Rodham's involvement is likely to fuel further criticism that special access and political connections played a role in many of the 176 clemency grants made by Clinton in the hours before he departed the White House.
Two congressional committees and the U.S. attorney's office in Manhattan are conducting inquiries, focusing particularly on the pardon given to longtime fugitive Marc Rich. Former White House counsel Jack Quinn, representing Rich, bypassed the Justice Department's pardon process and appealed directly to Clinton. The FBI is investigating the pardon as well.
Clinton's decision to pardon Braswell for three 1983 convictions already was considered controversial because Braswell is under investigation in connection with what Los Angeles prosecutors have termed allegations of a "massive tax evasion and money-laundering scheme."
The Internal Revenue Service raided Gero Vita International, Braswell's business in Marina Del Rey, Calif., in 1999. Less than four months before his pardon, Braswell invoked the Fifth Amendment against self-incrimination nearly 200 times in a South Carolina civil case.
Clinton said later that he was unaware of the current investigation when he granted clemency on the earlier convictions. Because the case was not processed through the traditional route of the Justice Department pardon attorney, no queries were sent to the prosecutors, the FBI or other agencies that typically are invited to weigh in.
Braswell's companies market a line of herbal remedies and supplements that, according to the makers, can slow the aging process, cure hereditary baldness and shrink prostate glands. Gero Vita Industries' marketing "rivals the worst," Consumer Reports editors wrote in 1998.

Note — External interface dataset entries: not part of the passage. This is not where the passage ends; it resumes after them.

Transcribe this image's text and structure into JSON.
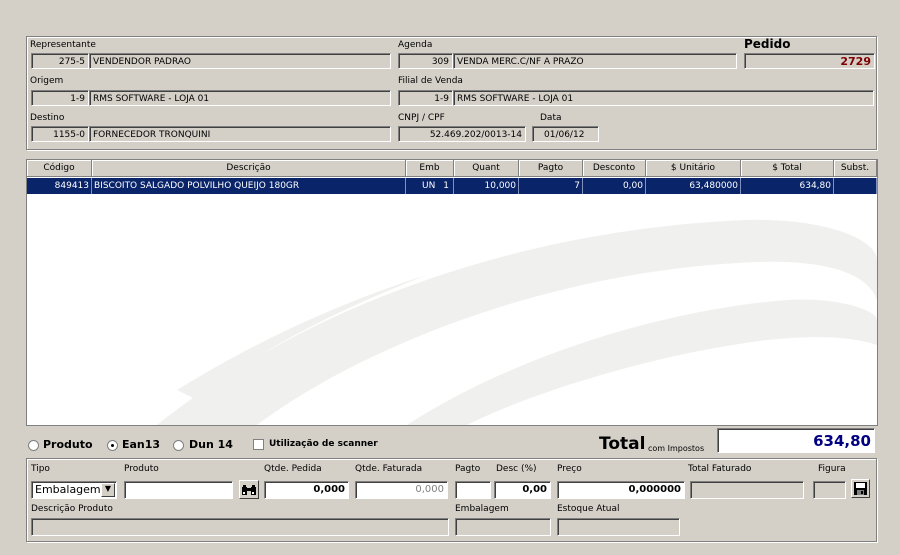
{
  "header": {
    "representante": {
      "label": "Representante",
      "code": "275-5",
      "name": "VENDENDOR PADRAO"
    },
    "agenda": {
      "label": "Agenda",
      "code": "309",
      "name": "VENDA MERC.C/NF A PRAZO"
    },
    "pedido": {
      "label": "Pedido",
      "value": "2729"
    },
    "origem": {
      "label": "Origem",
      "code": "1-9",
      "name": "RMS SOFTWARE - LOJA 01"
    },
    "filial": {
      "label": "Filial de Venda",
      "code": "1-9",
      "name": "RMS SOFTWARE - LOJA 01"
    },
    "destino": {
      "label": "Destino",
      "code": "1155-0",
      "name": "FORNECEDOR TRONQUINI"
    },
    "cnpj": {
      "label": "CNPJ / CPF",
      "value": "52.469.202/0013-14"
    },
    "data": {
      "label": "Data",
      "value": "01/06/12"
    }
  },
  "grid": {
    "columns": [
      "Código",
      "Descrição",
      "Emb",
      "Quant",
      "Pagto",
      "Desconto",
      "$ Unitário",
      "$ Total",
      "Subst."
    ],
    "rows": [
      {
        "codigo": "849413",
        "descricao": "BISCOITO SALGADO POLVILHO QUEIJO 180GR",
        "emb": "UN",
        "emb_qty": "1",
        "quant": "10,000",
        "pagto": "7",
        "desconto": "0,00",
        "unitario": "63,480000",
        "total": "634,80",
        "subst": ""
      }
    ]
  },
  "options": {
    "produto": "Produto",
    "ean13": "Ean13",
    "dun14": "Dun 14",
    "scanner": "Utilização de scanner",
    "selected": "ean13"
  },
  "total": {
    "label": "Total",
    "sub": "com Impostos",
    "value": "634,80"
  },
  "entry": {
    "tipo_label": "Tipo",
    "tipo_value": "Embalagem",
    "produto_label": "Produto",
    "produto_value": "",
    "qtde_pedida_label": "Qtde. Pedida",
    "qtde_pedida_value": "0,000",
    "qtde_faturada_label": "Qtde. Faturada",
    "qtde_faturada_value": "0,000",
    "pagto_label": "Pagto",
    "pagto_value": "",
    "desc_label": "Desc (%)",
    "desc_value": "0,00",
    "preco_label": "Preço",
    "preco_value": "0,000000",
    "total_faturado_label": "Total Faturado",
    "total_faturado_value": "",
    "figura_label": "Figura",
    "descricao_label": "Descrição Produto",
    "embalagem_label": "Embalagem",
    "estoque_label": "Estoque Atual"
  },
  "colors": {
    "selection": "#0a246a",
    "pedido_value": "#800000",
    "total_value": "#000080"
  }
}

This week's edition of the National Enquirer contains a photo of what is purported to be a document showing a transfer of $200,000 from Braswell's bank account in Canada to Rodham's firm, Rodham & Fine, in Jacksonville, Fla. The Enquirer said Braswell did not begin seeking the pardon until Jan. 12 and that the request and testimonials were completed by Coffey on Jan. 17, three days before Clinton left office. For nearly three weeks, Coffey has not returned telephone calls seeking comment.
Vignali filed a petition for commutation with the pardon attorney on Aug. 24, 1998. Prosecutors said Vignali played an important role in a drug ring that shipped more than 800 pounds of cocaine from California to Minnesota, where it was transformed into crack cocaine.
He drew support from local, state and federal politicians, as well as other prominent officials, including Cardinal Roger M. Mahony, the archbishop of Los Angeles, who later said he erred in writing Clinton about the pardon.
Among those who wrote to Clinton on Vignali's behalf was former representative Esteban E. Torres, who suggested that Vignali was wrongly convicted. He said he was confident that Vignali "again will become a productive member of our society."
The U.S. attorney's office in Minneapolis, site of Vignali's trial and conviction in 1994, strongly opposed the commutation when asked by the Justice Department.